That said, I sometimes feel like the process of taking a design idea through the stages to complete garment and then written pattern takes forever! I'm going to admit here that I have serious designer envy! So many designers out there seem to churn out pattern faster than I can even knit a sample. How the heck do they do that? (Clearly they are all stay at home mums with no responsibilities to attend to!* ;-) )
I'm sure that with time and practice the whole process becomes much easier and even faster and the math becomes less daunting. This week I have finished the prototype of a girls dress design that has been bouncing around my head since about January of this year. It has changed a bit from my original sketches and after a few false starts I have a finished garment that turned out exactly as I'd planned. The next step for me is to take this one dress and write up the pattern for a variety of sizes including a few different sleeve options and varying lengths. I want to make this pattern as appealing and as saleable as possible to as many people as possible as I feel like having options makes the finished garment far more versatile and fun to knit.
Knitting the sample really is the easy part. Trusting that the math works and that the graded sizes will also look great and fit well, well that is a giant leap of faith for me! Trusting that I can actually do the math is also a giant leap of faith! (Oh, if Mrs Denham could see me now! haha)

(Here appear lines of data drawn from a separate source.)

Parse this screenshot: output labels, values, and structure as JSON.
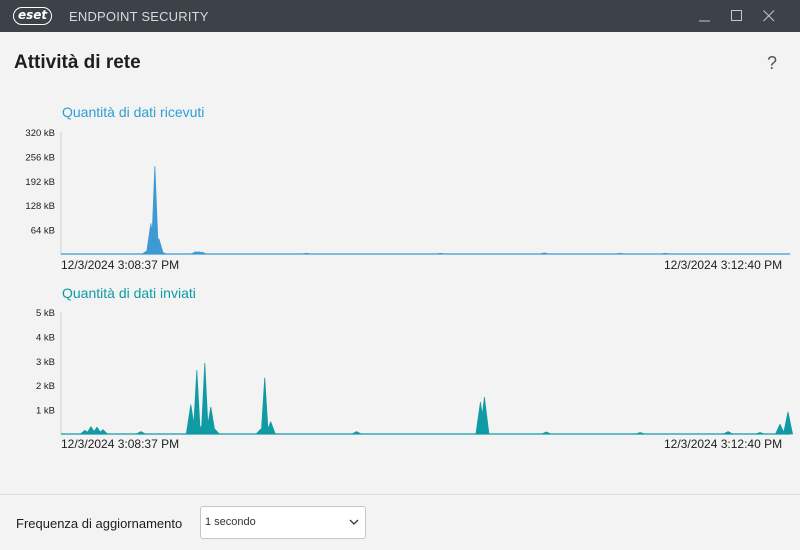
{
  "app": {
    "logo_text": "eset",
    "title": "ENDPOINT SECURITY"
  },
  "page": {
    "title": "Attività di rete",
    "help_label": "?"
  },
  "charts": {
    "received": {
      "title": "Quantità di dati ricevuti",
      "y_labels": [
        "320 kB",
        "256 kB",
        "192 kB",
        "128 kB",
        "64 kB"
      ],
      "start_time": "12/3/2024 3:08:37 PM",
      "end_time": "12/3/2024 3:12:40 PM"
    },
    "sent": {
      "title": "Quantità di dati inviati",
      "y_labels": [
        "5 kB",
        "4 kB",
        "3 kB",
        "2 kB",
        "1 kB"
      ],
      "start_time": "12/3/2024 3:08:37 PM",
      "end_time": "12/3/2024 3:12:40 PM"
    }
  },
  "chart_data": [
    {
      "type": "area",
      "title": "Quantità di dati ricevuti",
      "ylabel": "",
      "y_unit": "kB",
      "ylim": [
        0,
        320
      ],
      "yticks": [
        64,
        128,
        192,
        256,
        320
      ],
      "x_start": "12/3/2024 3:08:37 PM",
      "x_end": "12/3/2024 3:12:40 PM",
      "color": "#3d9ad3",
      "values": [
        0,
        0,
        0,
        0,
        0,
        0,
        0,
        0,
        0,
        0,
        0,
        0,
        0,
        0,
        0,
        0,
        0,
        0,
        0,
        0,
        0,
        0,
        0,
        0,
        0,
        0,
        0,
        0,
        0,
        0,
        0,
        0,
        0,
        0,
        0,
        0,
        0,
        0,
        0,
        0,
        0,
        0,
        0,
        0,
        0,
        0,
        0,
        0,
        0,
        0,
        0,
        0,
        0,
        0,
        0,
        0,
        0,
        0,
        0,
        0,
        0,
        0,
        0,
        0,
        0,
        0,
        0,
        0,
        0,
        0,
        0,
        0,
        0,
        0,
        0,
        0,
        0,
        0,
        0,
        0,
        0,
        0,
        0,
        0,
        0,
        0,
        0,
        0,
        0,
        0,
        0,
        0,
        0,
        0,
        0,
        0,
        0,
        0,
        0,
        0,
        0,
        0,
        0,
        0,
        0,
        0,
        0,
        0,
        0,
        0,
        0,
        0,
        0,
        0,
        0,
        0,
        0,
        0,
        0,
        0,
        0,
        0,
        0,
        0,
        0,
        0,
        0,
        0,
        0,
        0,
        0,
        0,
        0,
        0,
        0,
        0,
        0,
        0,
        0,
        0,
        0,
        0,
        0,
        0,
        0,
        0,
        0,
        0,
        0,
        0,
        0,
        0,
        0,
        0,
        0,
        0,
        0,
        0,
        0,
        0,
        0,
        0,
        0,
        0,
        0,
        0,
        0,
        0,
        0,
        0,
        0,
        0,
        0,
        0,
        0,
        0,
        0,
        0,
        0,
        0,
        0,
        0,
        0,
        0,
        0,
        0,
        0,
        0,
        0,
        0,
        0,
        0,
        0,
        0,
        0,
        0,
        0,
        0,
        0,
        0,
        0,
        0,
        0,
        0,
        0,
        0,
        0,
        0,
        0,
        0,
        0,
        0,
        0,
        0,
        0,
        0,
        0,
        0,
        0,
        0,
        0,
        0,
        0,
        0,
        0,
        0,
        0,
        0,
        0,
        0,
        0,
        0,
        0,
        0,
        0,
        0,
        0,
        0,
        0,
        0,
        0,
        0,
        0,
        0,
        0,
        0,
        0,
        0,
        0,
        0,
        0,
        0,
        0,
        0
      ],
      "peaks": [
        [
          86,
          8
        ],
        [
          90,
          80
        ],
        [
          94,
          230
        ],
        [
          98,
          40
        ],
        [
          101,
          5
        ],
        [
          135,
          6
        ],
        [
          138,
          6
        ],
        [
          141,
          5
        ],
        [
          246,
          2
        ],
        [
          380,
          2
        ],
        [
          484,
          3
        ],
        [
          560,
          2
        ],
        [
          605,
          2
        ]
      ]
    },
    {
      "type": "area",
      "title": "Quantità di dati inviati",
      "ylabel": "",
      "y_unit": "kB",
      "ylim": [
        0,
        5
      ],
      "yticks": [
        1,
        2,
        3,
        4,
        5
      ],
      "x_start": "12/3/2024 3:08:37 PM",
      "x_end": "12/3/2024 3:12:40 PM",
      "color": "#109ba4",
      "values": [],
      "peaks": [
        [
          24,
          0.15
        ],
        [
          30,
          0.3
        ],
        [
          36,
          0.28
        ],
        [
          42,
          0.18
        ],
        [
          80,
          0.1
        ],
        [
          130,
          1.2
        ],
        [
          136,
          2.6
        ],
        [
          140,
          0.3
        ],
        [
          144,
          2.9
        ],
        [
          150,
          1.1
        ],
        [
          154,
          0.2
        ],
        [
          200,
          0.2
        ],
        [
          204,
          2.3
        ],
        [
          210,
          0.5
        ],
        [
          296,
          0.1
        ],
        [
          420,
          1.3
        ],
        [
          424,
          1.5
        ],
        [
          486,
          0.08
        ],
        [
          580,
          0.06
        ],
        [
          668,
          0.1
        ],
        [
          700,
          0.06
        ],
        [
          720,
          0.4
        ],
        [
          728,
          0.9
        ]
      ]
    }
  ],
  "footer": {
    "label": "Frequenza di aggiornamento",
    "select_value": "1 secondo"
  }
}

Another hurdle is working out how much yardage each size will take. Knitters need this information before they knit a pattern to know how much yarn to buy (or dig out of deep stash) After driving myself almost crazy on this one, I found this link which outlines a really easy way to calculate the yardage. At first glance, all those number made my eyes glaze over, but once I sat down and worked through it I was astounded at how simple it is. I drew a rough schematic with all the sizes and measurements and was able to apply Kristen's formula and it works! Magic!
* disclaimer: Please don't launch an assault at me! While I am envious that you may get to stay at home, I don't think for a second that you actually get to knit all day. If you do, then I hate you and I may kidnap you and force you to be my knitting slave.